# Bits, Bytes, Branches

## Part 2: assembly language

PGSS Computer Science Core Slides

When last we met, we learned how computers represent data.

Today we examine how computers are controlled.

We'll do this by studying HYMN, a HYpothetical MachiNe. HYMN has sixteen-bit words.

### Memory

The computer's memory is outside the CPU. It holds all information about the current state of a running program. For example, for a word processing program the memory would hold

• the text being edited,
• where you are in the document,
• where the windows are placed,
• the clipboard's contents,
• the program itself.

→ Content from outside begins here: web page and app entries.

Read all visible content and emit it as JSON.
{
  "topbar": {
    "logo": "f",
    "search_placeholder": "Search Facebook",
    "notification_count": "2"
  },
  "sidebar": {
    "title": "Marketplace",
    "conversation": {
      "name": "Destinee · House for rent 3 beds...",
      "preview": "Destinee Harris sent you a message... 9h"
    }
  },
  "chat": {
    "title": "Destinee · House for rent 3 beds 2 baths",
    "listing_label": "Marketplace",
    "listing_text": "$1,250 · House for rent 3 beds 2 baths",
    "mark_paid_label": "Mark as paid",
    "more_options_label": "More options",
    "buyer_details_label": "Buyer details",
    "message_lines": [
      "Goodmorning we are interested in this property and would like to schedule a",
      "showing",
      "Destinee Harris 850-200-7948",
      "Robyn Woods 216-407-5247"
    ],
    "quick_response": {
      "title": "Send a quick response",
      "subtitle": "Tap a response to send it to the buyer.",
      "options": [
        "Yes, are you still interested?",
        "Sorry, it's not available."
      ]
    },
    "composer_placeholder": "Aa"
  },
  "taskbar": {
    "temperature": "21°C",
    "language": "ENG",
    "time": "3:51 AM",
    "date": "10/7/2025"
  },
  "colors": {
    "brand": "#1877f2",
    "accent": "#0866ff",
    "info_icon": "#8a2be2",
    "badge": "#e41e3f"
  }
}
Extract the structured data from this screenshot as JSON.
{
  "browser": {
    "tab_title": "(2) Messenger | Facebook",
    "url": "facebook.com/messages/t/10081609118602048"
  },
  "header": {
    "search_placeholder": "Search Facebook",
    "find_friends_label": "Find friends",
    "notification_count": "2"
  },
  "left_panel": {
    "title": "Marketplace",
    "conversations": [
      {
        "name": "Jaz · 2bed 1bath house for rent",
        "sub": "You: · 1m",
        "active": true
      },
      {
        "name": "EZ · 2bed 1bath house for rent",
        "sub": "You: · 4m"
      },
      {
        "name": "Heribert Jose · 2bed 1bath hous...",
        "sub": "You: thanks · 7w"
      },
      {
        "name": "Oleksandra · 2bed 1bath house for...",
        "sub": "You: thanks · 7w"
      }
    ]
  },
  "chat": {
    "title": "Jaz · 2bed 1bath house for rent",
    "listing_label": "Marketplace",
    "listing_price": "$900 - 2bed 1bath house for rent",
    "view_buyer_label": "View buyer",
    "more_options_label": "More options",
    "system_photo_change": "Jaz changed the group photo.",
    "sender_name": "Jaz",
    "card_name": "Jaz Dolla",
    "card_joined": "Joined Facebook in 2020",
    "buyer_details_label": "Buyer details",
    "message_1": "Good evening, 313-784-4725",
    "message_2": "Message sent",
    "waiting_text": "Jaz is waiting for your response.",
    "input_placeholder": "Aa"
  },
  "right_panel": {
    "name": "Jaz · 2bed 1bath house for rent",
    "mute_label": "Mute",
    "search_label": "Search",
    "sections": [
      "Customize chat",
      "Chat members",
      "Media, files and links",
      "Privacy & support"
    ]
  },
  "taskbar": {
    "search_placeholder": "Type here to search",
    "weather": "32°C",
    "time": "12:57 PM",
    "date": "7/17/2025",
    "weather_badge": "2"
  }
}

HYMN has 256 bytes of memory, addressed 00000000 (0 base 10) to 11111111 (255 base 10).

### Registers

On the CPU are registers. These are basically very fast memory locations, few in number.

Registers store intermediate calculations that we don't need later. (Consider the remainder of n divided by i in Prime-Test-All.)

HYMN has eight 16-bit registers. We label these R0, R1, R2,..., R7.

### Instructions

A program is a sequence of instructions. An instruction is a coded bit sequence giving direction to the CPU.

Say we want to place 2 in R0. On HYMN the following instruction does this:

00000 000 00000010
The first five zeroes are the op code. This tells the nature of the instruction, in this case to change a register. The next three zeroes tell which register to change (R0). The final eight bits specify the number to put into the register (2 in binary).

This is machine language.

### Assembly language

For humans, machine language is a pain to use. Mnemonic symbols are much easier to write. Assembly language allows us to do this.

In HYMN's assembly language we write

LR R0, 2

Each line of an assembly language program corresponds with a machine language instruction. An assembler does this translation automatically.

### HYMN's assembly language

LR Rd, n
loads binary representation of n into Rd.
LRA Rd, a
STORE a, Ri
stores Ri's contents at memory address a.
puts sum of Ri and Rj into Rd.
SUB Rd, Ri, Rj
puts difference of Ri and Rj into Rd.
MULT Rd, Ri, Rj
puts product of Ri and Rj into Rd.
DIV Rd, Re, Ri, Rj
puts quotient of Ri and Rj into Rd and remainder into Re.
B a
BEQUAL Ri, a
branches to a if Ri is zero.
BLESS Ri, a
branches to a if Ri is negative.

### Prime-Test-All on HYMN

00000000            LR R0, 2               // R0 is i
00000010            LR R1, 1
00000100            LRA R2, 10000000       // R2 is n
00000110            SUB R3, R2, R0
00001000            BLESS R3, (NOTPRIME)   // n < 2
00001010            BEQUAL R3, (ISPRIME)   // n == 2
00001100 (NEXTITER) DIV R3, R4, R2, R0
00001110            BEQUAL R4, (NOTPRIME)
00010000            ADD R0, R0, R1         // step i
00010010            MULT R3, R0, R0
00010100            SUB R3, R3, R2
00010110            BLESS R3, (NEXTITER)   // i * i > n
00011000            BEQUAL R3, (NOTPRIME)  // i * i == n
00011010 (ISPRIME)  LR R0, 1
00011100            B (ENDPROG)
00011110 (NOTPRIME) LR R0, 0
00100000 (ENDPROG)  STORE 10000010, R0     // store ans.
:
10000000 // here n is kept
10000010 // here the answer goes

### High-level languages

Assembly language code, though an improvement, is still a pain. Something closer to the pseudocode we sawe yesterday for Prime-Test-All.

This is what high-level languages give us. IN one high-level language (Ada) Prime-Test-All would be

function Prime_Test_All(n : integer) return integer is
begin
for i in 2 .. integer(sqrt(double(n))) loop
if n mod i = 0 then
return 0;
end if;
end loop;
return 1;
end Prime_Test_All;

### The compiling process

A compiler translates a high-level language to machine language.

Here, then, is pseudocode for programming:

Write-Program(problem)
write first draft
loop do
if compile successful then
if testing successful then
return program
fi
fi
fix problem
od